### TRY IT
Scan the data for "Delay" and copy the lines it appears in.

### DATA FOR PROCESSING
----------
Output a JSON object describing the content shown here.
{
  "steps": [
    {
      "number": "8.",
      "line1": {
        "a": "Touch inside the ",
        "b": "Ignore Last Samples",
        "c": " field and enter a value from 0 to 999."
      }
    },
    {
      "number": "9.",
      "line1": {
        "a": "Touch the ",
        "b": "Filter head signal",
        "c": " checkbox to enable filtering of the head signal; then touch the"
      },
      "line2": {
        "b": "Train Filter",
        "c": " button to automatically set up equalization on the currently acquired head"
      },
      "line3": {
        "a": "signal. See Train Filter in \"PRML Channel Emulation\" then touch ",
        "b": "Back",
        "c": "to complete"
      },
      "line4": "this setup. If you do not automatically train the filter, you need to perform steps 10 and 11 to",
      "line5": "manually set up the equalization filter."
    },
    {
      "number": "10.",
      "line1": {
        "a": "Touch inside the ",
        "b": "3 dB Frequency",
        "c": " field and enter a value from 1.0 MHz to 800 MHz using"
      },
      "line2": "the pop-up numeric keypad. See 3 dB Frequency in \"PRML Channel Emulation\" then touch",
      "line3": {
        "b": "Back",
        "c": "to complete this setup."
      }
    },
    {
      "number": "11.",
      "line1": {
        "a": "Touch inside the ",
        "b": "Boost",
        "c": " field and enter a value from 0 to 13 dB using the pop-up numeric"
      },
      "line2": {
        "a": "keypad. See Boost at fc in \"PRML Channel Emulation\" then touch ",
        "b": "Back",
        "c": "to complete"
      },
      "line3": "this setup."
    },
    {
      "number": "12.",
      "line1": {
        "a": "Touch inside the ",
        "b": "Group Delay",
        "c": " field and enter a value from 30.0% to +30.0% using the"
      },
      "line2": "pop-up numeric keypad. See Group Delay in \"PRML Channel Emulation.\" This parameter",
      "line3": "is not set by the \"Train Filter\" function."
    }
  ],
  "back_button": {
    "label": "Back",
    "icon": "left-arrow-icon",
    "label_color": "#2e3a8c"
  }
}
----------
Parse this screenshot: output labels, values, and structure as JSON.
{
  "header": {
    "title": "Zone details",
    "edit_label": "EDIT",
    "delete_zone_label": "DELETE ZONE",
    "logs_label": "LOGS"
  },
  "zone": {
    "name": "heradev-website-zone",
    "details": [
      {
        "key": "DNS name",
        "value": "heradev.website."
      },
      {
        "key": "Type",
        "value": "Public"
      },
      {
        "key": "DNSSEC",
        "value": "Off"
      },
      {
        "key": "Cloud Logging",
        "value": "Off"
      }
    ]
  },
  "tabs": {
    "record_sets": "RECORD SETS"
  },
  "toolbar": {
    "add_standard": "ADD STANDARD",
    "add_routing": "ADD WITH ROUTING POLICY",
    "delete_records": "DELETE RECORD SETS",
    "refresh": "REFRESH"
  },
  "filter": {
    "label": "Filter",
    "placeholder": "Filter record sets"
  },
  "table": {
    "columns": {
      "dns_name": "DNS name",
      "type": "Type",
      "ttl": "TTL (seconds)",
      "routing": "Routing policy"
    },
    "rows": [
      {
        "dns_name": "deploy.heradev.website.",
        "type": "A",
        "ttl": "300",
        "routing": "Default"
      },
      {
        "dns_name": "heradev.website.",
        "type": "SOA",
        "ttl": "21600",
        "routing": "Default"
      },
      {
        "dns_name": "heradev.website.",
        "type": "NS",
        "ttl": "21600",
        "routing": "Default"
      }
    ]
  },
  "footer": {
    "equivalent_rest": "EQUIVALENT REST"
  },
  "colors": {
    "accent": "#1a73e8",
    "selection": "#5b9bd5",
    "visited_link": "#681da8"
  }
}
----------
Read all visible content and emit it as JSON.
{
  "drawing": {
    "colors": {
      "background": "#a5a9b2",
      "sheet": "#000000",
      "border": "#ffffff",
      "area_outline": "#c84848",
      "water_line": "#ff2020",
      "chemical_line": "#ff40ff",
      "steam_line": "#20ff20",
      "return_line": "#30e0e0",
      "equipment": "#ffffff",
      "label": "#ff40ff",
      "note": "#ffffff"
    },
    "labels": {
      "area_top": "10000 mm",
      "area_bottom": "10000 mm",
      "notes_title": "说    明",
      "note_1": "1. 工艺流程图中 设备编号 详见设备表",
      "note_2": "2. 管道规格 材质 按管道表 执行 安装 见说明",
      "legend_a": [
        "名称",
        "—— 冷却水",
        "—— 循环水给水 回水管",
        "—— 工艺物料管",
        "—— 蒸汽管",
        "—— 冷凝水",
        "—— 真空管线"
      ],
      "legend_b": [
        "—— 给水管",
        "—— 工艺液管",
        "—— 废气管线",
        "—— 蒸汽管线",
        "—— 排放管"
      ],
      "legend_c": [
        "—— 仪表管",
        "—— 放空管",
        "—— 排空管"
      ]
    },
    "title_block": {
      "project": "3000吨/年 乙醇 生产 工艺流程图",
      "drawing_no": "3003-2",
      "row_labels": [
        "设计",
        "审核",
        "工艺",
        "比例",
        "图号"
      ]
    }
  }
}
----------
### TASK OUTPUT
        "b": "Group Delay",
      "line2": "pop-up numeric keypad. See Group Delay in \"PRML Channel Emulation.\" This parameter",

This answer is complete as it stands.